EXERCISE INSTRUCTIONS:
When you retype the data, keep every line exactly as it appears.

DATA FOR REVIEW:
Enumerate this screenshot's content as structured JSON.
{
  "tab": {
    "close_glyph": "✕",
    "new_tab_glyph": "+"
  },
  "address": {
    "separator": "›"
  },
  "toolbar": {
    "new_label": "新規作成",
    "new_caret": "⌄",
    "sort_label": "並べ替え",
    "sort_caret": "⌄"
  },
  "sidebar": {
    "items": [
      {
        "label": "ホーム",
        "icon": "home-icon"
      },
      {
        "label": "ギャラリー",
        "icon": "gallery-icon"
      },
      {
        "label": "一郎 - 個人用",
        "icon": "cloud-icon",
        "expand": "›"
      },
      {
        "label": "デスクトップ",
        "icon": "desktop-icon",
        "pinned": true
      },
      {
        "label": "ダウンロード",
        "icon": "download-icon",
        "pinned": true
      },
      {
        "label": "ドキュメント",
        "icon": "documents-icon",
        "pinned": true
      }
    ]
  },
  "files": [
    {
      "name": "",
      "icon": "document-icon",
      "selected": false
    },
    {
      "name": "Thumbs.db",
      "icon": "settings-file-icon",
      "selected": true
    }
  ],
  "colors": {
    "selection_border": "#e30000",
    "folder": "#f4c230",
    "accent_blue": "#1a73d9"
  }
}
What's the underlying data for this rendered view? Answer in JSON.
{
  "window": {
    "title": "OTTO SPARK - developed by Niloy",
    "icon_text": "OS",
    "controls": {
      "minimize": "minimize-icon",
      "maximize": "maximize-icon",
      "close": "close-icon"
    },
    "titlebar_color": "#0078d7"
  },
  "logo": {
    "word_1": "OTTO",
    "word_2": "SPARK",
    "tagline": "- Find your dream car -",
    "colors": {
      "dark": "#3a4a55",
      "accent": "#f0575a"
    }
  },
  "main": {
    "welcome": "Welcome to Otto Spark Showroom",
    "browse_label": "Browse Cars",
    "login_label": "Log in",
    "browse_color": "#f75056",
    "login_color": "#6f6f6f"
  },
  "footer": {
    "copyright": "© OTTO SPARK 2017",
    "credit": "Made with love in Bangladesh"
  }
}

ANSWER BOX:
Enumerate this screenshot's content as structured JSON.
{
  "tab": {
    "close_glyph": "✕",
    "new_tab_glyph": "+"
  },
  "address": {
    "separator": "›"
  },
  "toolbar": {
    "new_label": "新規作成",
    "new_caret": "⌄",
    "sort_label": "並べ替え",
    "sort_caret": "⌄"
  },
  "sidebar": {
    "items": [
      {
        "label": "ホーム",
        "icon": "home-icon"
      },
      {
        "label": "ギャラリー",
        "icon": "gallery-icon"
      },
      {
        "label": "一郎 - 個人用",
        "icon": "cloud-icon",
        "expand": "›"
      },
      {
        "label": "デスクトップ",
        "icon": "desktop-icon",
        "pinned": true
      },
      {
        "label": "ダウンロード",
        "icon": "download-icon",
        "pinned": true
      },
      {
        "label": "ドキュメント",
        "icon": "documents-icon",
        "pinned": true
      }
    ]
  },
  "files": [
    {
      "name": "",
      "icon": "document-icon",
      "selected": false
    },
    {
      "name": "Thumbs.db",
      "icon": "settings-file-icon",
      "selected": true
    }
  ],
  "colors": {
    "selection_border": "#e30000",
    "folder": "#f4c230",
    "accent_blue": "#1a73d9"
  }
}
What's the underlying data for this rendered view? Answer in JSON.
{
  "window": {
    "title": "OTTO SPARK - developed by Niloy",
    "icon_text": "OS",
    "controls": {
      "minimize": "minimize-icon",
      "maximize": "maximize-icon",
      "close": "close-icon"
    },
    "titlebar_color": "#0078d7"
  },
  "logo": {
    "word_1": "OTTO",
    "word_2": "SPARK",
    "tagline": "- Find your dream car -",
    "colors": {
      "dark": "#3a4a55",
      "accent": "#f0575a"
    }
  },
  "main": {
    "welcome": "Welcome to Otto Spark Showroom",
    "browse_label": "Browse Cars",
    "login_label": "Log in",
    "browse_color": "#f75056",
    "login_color": "#6f6f6f"
  },
  "footer": {
    "copyright": "© OTTO SPARK 2017",
    "credit": "Made with love in Bangladesh"
  }
}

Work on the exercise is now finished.